Evil Cooper finally catches up with Ray Monroe (George Griffith) and shoots him in the leg, demanding he reveal the mysterious coordinates given to him by Bill Hastings’ secretary. Monroe hands them over, confessing that he was hired to kill Cooper by Philip Jeffries, the FBI agent played by David Bowie in Fire Walk With Me. We learned last week that Jeffries was part of Gordon Cole’s Blue Rose task force, but his current motives are unclear. Monroe also reveals the Owl Cave ring, saying Jeffries told him to put it on Evil Cooper after he’d kill him. Instead, the doppelgänger makes him wear it, then kills him.
The ring disappears from Monroe’s hand, appearing in the Black Lodge. Then we see Monroe following it, lying bleeding on the zig-zag floor. It seems Jeffries was trying to trap Evil Cooper in the Lodge, perhaps to let the real Cooper escape. You may remember how Mike told Cooper that, in order to leave, his doppelgänger has to come back. But it remains to be seen whether Jeffries really wants Cooper out, or has something else in mind. In (opens in new tab) we heard him (or, at least, someone claiming to be him) saying he wanted to be ‘back with Bob again’, which makes me question his good intentions somewhat.

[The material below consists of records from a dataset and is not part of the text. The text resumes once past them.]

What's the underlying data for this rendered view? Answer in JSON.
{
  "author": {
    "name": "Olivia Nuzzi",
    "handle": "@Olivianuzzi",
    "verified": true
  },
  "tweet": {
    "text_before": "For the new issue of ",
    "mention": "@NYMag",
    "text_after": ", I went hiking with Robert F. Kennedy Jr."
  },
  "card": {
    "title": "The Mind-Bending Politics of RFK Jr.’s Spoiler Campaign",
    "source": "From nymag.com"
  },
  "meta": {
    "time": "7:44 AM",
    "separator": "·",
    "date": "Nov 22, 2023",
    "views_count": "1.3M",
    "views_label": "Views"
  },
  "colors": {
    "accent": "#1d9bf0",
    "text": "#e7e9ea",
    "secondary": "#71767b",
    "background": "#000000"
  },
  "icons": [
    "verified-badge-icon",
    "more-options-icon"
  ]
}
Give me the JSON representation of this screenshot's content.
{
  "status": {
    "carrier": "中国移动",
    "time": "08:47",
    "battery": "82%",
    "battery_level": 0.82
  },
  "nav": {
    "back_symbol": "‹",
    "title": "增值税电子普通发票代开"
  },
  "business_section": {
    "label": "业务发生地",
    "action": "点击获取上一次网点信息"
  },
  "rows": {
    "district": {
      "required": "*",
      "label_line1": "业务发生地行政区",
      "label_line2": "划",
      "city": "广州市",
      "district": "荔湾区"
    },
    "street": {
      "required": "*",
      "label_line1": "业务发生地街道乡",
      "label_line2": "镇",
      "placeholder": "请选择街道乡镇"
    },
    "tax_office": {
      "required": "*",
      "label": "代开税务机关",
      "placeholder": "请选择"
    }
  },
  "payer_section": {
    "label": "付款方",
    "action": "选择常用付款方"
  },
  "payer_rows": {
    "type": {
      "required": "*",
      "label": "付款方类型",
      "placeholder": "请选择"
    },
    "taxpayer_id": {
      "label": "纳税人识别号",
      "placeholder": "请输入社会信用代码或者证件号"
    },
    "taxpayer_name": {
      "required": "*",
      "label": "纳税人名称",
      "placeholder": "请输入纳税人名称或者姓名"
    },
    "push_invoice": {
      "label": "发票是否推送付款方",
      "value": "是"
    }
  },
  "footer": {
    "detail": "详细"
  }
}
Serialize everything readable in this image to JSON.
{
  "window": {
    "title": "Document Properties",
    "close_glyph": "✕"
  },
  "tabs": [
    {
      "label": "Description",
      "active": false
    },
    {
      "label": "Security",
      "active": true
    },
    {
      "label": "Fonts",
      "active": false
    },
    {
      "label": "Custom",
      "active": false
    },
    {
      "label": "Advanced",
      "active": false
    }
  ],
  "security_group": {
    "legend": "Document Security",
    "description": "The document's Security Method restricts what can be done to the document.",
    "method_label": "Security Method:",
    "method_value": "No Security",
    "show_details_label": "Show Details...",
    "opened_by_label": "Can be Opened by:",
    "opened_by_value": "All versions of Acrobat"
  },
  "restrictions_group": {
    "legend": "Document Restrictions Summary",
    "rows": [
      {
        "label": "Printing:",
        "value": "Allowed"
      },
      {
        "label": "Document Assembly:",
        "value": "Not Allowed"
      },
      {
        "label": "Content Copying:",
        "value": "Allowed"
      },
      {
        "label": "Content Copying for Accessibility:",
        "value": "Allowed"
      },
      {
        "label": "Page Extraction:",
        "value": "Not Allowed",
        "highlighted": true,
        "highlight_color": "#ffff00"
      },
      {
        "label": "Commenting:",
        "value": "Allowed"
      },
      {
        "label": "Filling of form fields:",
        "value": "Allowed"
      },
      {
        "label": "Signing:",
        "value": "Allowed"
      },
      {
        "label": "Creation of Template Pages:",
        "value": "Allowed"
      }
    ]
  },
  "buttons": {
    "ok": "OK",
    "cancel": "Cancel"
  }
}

What’s going on with Sarah Palmer?
Something is seriously wrong with Sarah Palmer (Grace Zabriskie), mother of Laura. And who can blame her? Her teenage daughter was killed by her own husband, who was also being possessed by a demon. That’s gonna screw a person up. In a prolonged scene she watches an old boxing match that appears to be stuck on a loop, and seems distressed that she’s run out of vodka, despite her shopping trip last week. But what exactly is happening in the Palmer household is a mystery. That house has a very dark past, which makes me wonder why she still lives there. In the original series we learn that she has precognitive powers, and is one of the few people able to see Bob’s true form, so it seems likely she’ll have an important role to play in future episodes.
What’s happening with Big Ed’s reflection?
At first it seems that Big Ed Hurley (Everett McGill) is simply stewing over his relationship with Norma Jennings (Peggy Lipton), which seems to have fallen apart in the last 25 years. But if you look closely at his reflection in the window, it moves strangely, not quite mirroring his movements perfectly. This could be an illusion or a trick of the light, but quirks like this are often intentional in Twin Peaks. The town’s vicinity to Glastonbury Grove, a portal to the Black Lodge, makes it susceptible to all manner of supernatural strangeness. And if Cooper does return to Twin Peaks, he may awaken forces that have lain dormant for the last 25 years. Could those scary, charcoal-skinned woodsmen be on their way to the Pacific Northwest?